[PROBLEM DETAILS]
Every line in the entries where "deletedcrypto" is found should be copied.

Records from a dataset
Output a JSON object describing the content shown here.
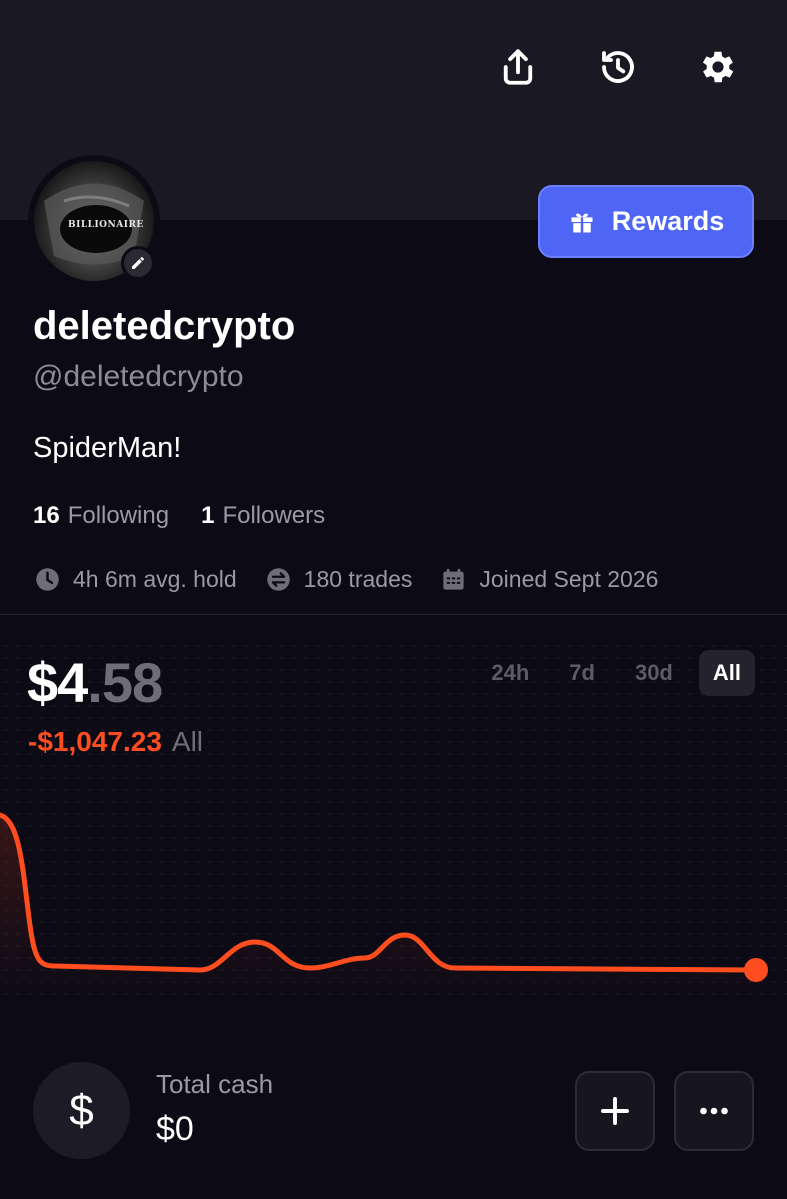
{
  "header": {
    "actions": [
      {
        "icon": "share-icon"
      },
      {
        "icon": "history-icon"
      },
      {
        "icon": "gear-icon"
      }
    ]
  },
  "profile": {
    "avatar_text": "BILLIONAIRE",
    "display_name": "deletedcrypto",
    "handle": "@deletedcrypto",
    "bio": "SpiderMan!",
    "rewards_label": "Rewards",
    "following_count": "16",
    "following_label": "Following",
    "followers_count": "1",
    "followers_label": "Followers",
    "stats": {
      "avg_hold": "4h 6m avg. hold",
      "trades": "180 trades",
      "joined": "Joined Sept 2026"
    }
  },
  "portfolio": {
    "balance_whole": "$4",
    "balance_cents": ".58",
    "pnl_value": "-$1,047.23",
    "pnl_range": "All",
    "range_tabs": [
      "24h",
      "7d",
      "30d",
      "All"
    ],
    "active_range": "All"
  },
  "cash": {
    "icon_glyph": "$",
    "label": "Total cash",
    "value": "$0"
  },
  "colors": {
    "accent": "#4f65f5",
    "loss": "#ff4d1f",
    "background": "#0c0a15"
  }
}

[RESPONSE FOR THIS EXERCISE]
    "display_name": "deletedcrypto",
    "handle": "@deletedcrypto",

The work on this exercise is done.